The physicians who recommend gallbladder removal often base their recommendation on the patient’s symptoms and a lack of any other visible problem that can take the blame. Gallbladder function tests also may indicate that the gallbladder is not functioning at 100 percent and doctors often site a poorly functioning gallbladder as logic for its removal. Interestingly, doctors rarely discuss what may have led to a poorly functioning gallbladder.  And studies have shown that reduced gallbladder function is not the cause of IBS symptoms. Ironically, if the gallbladder is functioning below normal, removing it will only guarantee that it will not function at all.

Once the procedure has been performed, justification is always given for its removal. No doctor ever says, “Well, I guess we should have left it in.”  Patients often are informed that sludge or sand was found in the gallbladder, giving the impression that its removal was necessary.  However, those generally do not cause symptoms and often go away on their own. Another interesting post- surgical diagnosis is that there was scarring found in the gallbladder. This is a sign the the gallbladder is being damaged, which leads us to…

Non-Surgical Ways to Treat a Poorly Functioning Gallbladder

Even if the gallbladder isn’t performing up to standard, any patient (or doctor) should be asking “Why isn’t it working properly” and not just suggesting it’s removal.  The gallbladder is an important part of the digestive tract, and it is impacted by inflammatory processes that are probably also impacting other parts of the digestive tract.

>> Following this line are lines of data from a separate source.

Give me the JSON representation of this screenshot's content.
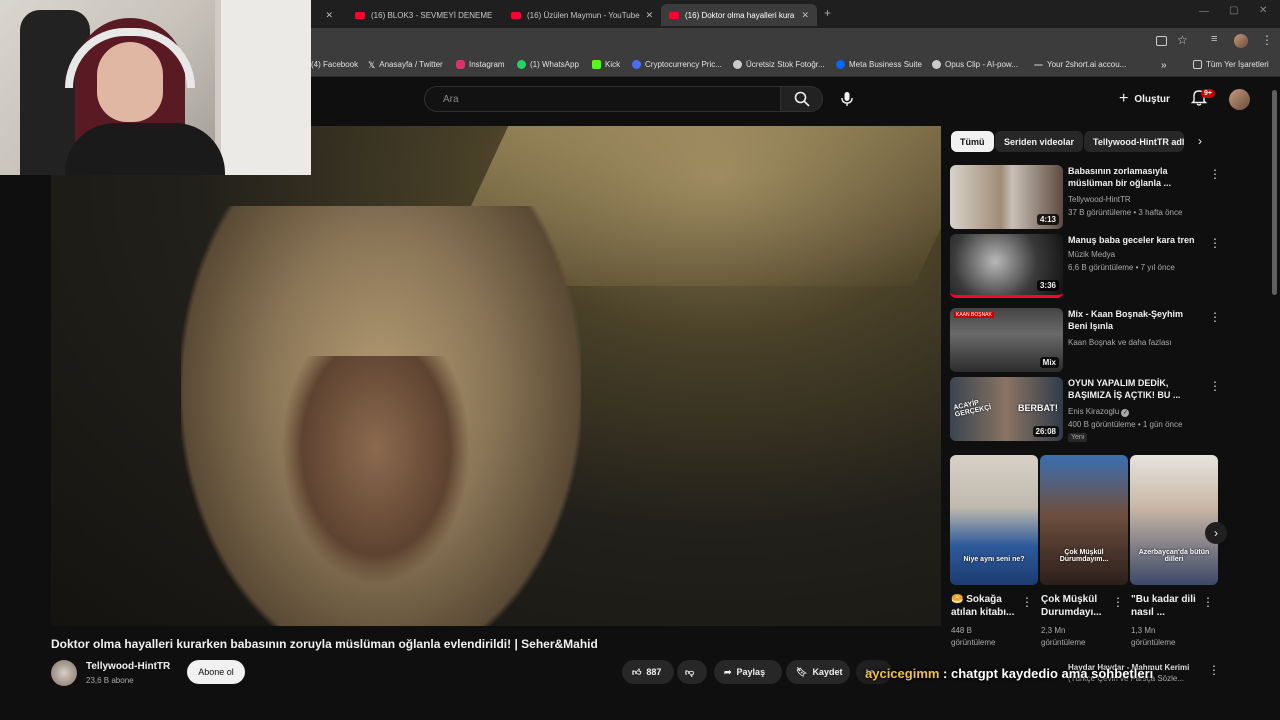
{
  "tabs": [
    {
      "label": "(16) BLOK3 - SEVMEYİ DENEME"
    },
    {
      "label": "(16) Üzülen Maymun - YouTube"
    },
    {
      "label": "(16) Doktor olma hayalleri kura"
    }
  ],
  "bookmarks": [
    {
      "label": "(4) Facebook",
      "color": "#1877f2"
    },
    {
      "label": "Anasayfa / Twitter",
      "color": "#ffffff"
    },
    {
      "label": "Instagram",
      "color": "#e1306c"
    },
    {
      "label": "(1) WhatsApp",
      "color": "#25d366"
    },
    {
      "label": "Kick",
      "color": "#53fc18"
    },
    {
      "label": "Cryptocurrency Pric...",
      "color": "#4a6cf7"
    },
    {
      "label": "Ücretsiz Stok Fotoğr...",
      "color": "#cccccc"
    },
    {
      "label": "Meta Business Suite",
      "color": "#0866ff"
    },
    {
      "label": "Opus Clip - AI-pow...",
      "color": "#cccccc"
    },
    {
      "label": "Your 2short.ai accou...",
      "color": "#888888"
    }
  ],
  "bookmarks_all": "Tüm Yer İşaretleri",
  "header": {
    "search_placeholder": "Ara",
    "create_label": "Oluştur",
    "notif_badge": "9+"
  },
  "video": {
    "title": "Doktor olma hayalleri kurarken babasının zoruyla müslüman oğlanla evlendirildi! | Seher&Mahid",
    "channel": "Tellywood-HintTR",
    "subs": "23,6 B abone",
    "subscribe_label": "Abone ol",
    "likes": "887",
    "share_label": "Paylaş",
    "save_label": "Kaydet"
  },
  "overlay": {
    "gold": "aycicegimm",
    "rest": " : chatgpt kaydedio ama sohbetleri"
  },
  "chips": [
    "Tümü",
    "Seriden videolar",
    "Tellywood-HintTR adl"
  ],
  "related": [
    {
      "title": "Babasının zorlamasıyla müslüman bir oğlanla ...",
      "channel": "Tellywood-HintTR",
      "meta": "37 B görüntüleme • 3 hafta önce",
      "duration": "4:13"
    },
    {
      "title": "Manuş baba geceler kara tren",
      "channel": "Müzik Medya",
      "meta": "6,6 B görüntüleme • 7 yıl önce",
      "duration": "3:36"
    },
    {
      "title": "Mix - Kaan Boşnak-Şeyhim Beni Işınla",
      "channel": "Kaan Boşnak ve daha fazlası",
      "meta": "",
      "duration": "Mix"
    },
    {
      "title": "OYUN YAPALIM DEDİK, BAŞIMIZA İŞ AÇTIK! BU ...",
      "channel": "Enis Kirazoglu",
      "meta": "400 B görüntüleme • 1 gün önce",
      "duration": "26:08",
      "tag": "Yeni"
    }
  ],
  "shorts": [
    {
      "title": "🥯 Sokağa atılan kitabı...",
      "views": "448 B",
      "views_label": "görüntüleme",
      "caption": "Niye aynı seni ne?"
    },
    {
      "title": "Çok Müşkül Durumdayı...",
      "views": "2,3 Mn",
      "views_label": "görüntüleme",
      "caption": "Çok Müşkül Durumdayım..."
    },
    {
      "title": "\"Bu kadar dili nasıl ...",
      "views": "1,3 Mn",
      "views_label": "görüntüleme",
      "caption": "Azerbaycan'da bütün dilleri"
    }
  ],
  "bottom_related": {
    "title": "Haydar Haydar - Mahmut Kerimi",
    "sub": "(Türkçe Çeviri ve Farsça Sözle..."
  },
  "thumbnail_text": {
    "acayip": "ACAYİP GERÇEKÇİ",
    "berbat": "BERBAT!",
    "kaan": "KAAN BOŞNAK"
  }
}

There are many inflammatory triggers that can damage the gut. Treating those conditions can enable patients to avoid unnecessary surgery and achieve good digestive health.

Jennifer came to the IBS Treatment Center complaining of abdominal pain, gas, bloating, and alternating constipation and diarrhea. She had been having digestive problems most of her adult life, but they had become more severe during the past few months.

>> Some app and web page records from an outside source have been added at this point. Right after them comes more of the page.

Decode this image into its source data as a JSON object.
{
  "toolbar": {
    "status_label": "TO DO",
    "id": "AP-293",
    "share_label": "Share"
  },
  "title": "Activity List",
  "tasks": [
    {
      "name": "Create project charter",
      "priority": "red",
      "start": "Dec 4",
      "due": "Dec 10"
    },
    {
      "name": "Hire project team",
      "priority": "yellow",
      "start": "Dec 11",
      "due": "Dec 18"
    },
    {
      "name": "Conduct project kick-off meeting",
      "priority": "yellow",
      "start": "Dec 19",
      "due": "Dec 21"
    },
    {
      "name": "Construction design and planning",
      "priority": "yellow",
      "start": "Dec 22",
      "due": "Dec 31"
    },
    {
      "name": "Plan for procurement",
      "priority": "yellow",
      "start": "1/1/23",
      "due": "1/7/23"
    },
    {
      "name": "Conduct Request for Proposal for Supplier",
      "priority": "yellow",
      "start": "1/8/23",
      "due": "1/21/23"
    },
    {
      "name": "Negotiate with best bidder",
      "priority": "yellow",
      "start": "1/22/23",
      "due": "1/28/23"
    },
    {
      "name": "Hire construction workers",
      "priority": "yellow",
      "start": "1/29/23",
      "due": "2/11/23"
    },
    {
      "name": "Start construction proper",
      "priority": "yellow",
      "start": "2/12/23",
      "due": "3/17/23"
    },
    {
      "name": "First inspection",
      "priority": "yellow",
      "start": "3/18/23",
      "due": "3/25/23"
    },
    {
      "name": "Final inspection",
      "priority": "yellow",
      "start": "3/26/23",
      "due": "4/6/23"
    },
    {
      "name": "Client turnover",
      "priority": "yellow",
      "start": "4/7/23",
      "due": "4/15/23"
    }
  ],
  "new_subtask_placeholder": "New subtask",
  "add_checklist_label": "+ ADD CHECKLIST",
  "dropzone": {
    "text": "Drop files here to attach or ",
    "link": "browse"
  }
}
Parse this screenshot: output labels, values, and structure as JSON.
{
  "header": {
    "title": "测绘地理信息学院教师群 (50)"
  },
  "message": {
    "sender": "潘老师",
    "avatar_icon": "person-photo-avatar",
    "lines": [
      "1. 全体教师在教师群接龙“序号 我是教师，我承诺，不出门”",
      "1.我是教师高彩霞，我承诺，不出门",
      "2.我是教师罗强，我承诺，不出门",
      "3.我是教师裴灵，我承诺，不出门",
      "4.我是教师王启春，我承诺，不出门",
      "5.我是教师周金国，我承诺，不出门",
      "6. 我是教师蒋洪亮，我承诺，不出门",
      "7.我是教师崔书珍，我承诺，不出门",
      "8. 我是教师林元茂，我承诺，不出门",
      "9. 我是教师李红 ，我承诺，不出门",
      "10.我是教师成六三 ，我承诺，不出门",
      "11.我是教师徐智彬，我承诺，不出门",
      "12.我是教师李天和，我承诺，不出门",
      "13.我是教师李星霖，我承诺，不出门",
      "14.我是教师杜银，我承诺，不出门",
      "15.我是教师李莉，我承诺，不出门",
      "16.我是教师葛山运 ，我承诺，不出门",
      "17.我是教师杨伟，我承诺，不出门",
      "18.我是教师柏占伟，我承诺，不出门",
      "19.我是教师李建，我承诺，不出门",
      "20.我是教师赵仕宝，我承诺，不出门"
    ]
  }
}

Jennifer had recently been through a colonoscopy, endoscopy, and abdominal ultrasound and all results were normal. Jennifer had also recently had a gallbladder function test performed by her gastroenterologist who told her that her gallbladder was functioning at only 50 percent, so the gastroenterologist recommended removing it. There were no gallstones.

Jennifer was not confident that undergoing surgery was a good idea or that removing her gallbladder would solve her problem, so she decided to visit the IBS Treatment Center.

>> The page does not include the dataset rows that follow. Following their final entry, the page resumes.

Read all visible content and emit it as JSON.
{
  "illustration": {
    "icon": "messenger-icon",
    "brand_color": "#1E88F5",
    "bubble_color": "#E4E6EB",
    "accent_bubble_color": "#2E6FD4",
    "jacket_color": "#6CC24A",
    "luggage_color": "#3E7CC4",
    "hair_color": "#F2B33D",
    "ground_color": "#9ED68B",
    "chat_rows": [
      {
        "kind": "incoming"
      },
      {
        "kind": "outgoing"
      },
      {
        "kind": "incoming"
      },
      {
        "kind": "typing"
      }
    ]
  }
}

Jennifer explained to her new doctors that she could not understand why removing her gallbladder would help her IBS, since zero percent function would be less than 50 percent function.

In the past, Jennifer had found that by changing her diet she could improve her digestive symptoms to some extent, but she suspected that there were triggers she couldn’t identify without help.

The IBS Treatment Center properly tested her for food allergies and found she was reacting to egg, vanilla, psyllium, cayenne pepper, banana, grape, and nutmeg. Jennifer also had a bacterial overgrowth and a deficiency of good bacteria.

Within days of avoiding her food allergens and beginning treatment for her bacterial imbalance, Jennifer began to notice improvement. By her two-month follow-up appointment, her digestive symptoms were consistently 95 percent improved and she no longer had any concerns about digestive problems, much less gallbladder issues. She was also sleeping better and had more energy.

After six months, Jennifer says she continues to feel great and is very happy she did not have her gallbladder removed.

Our goal at the IBS Treatment Center is to end IBS symptoms for the long term. To do this, we work to find the true cause of a patient’s problem, not just treat the symptoms. Once we find the underlying cause of the IBS or gut related issues, we can treat it and the symptoms will end.

IBS is a complex disorder with a variety of symptoms and causes. There is no one-size-fits-all cause or cure for IBS. Finding your cure requires an experienced medical expert like those at IBS Treatment Center who will spend the time to understand your unique situation and work with you to find the right treatment plan.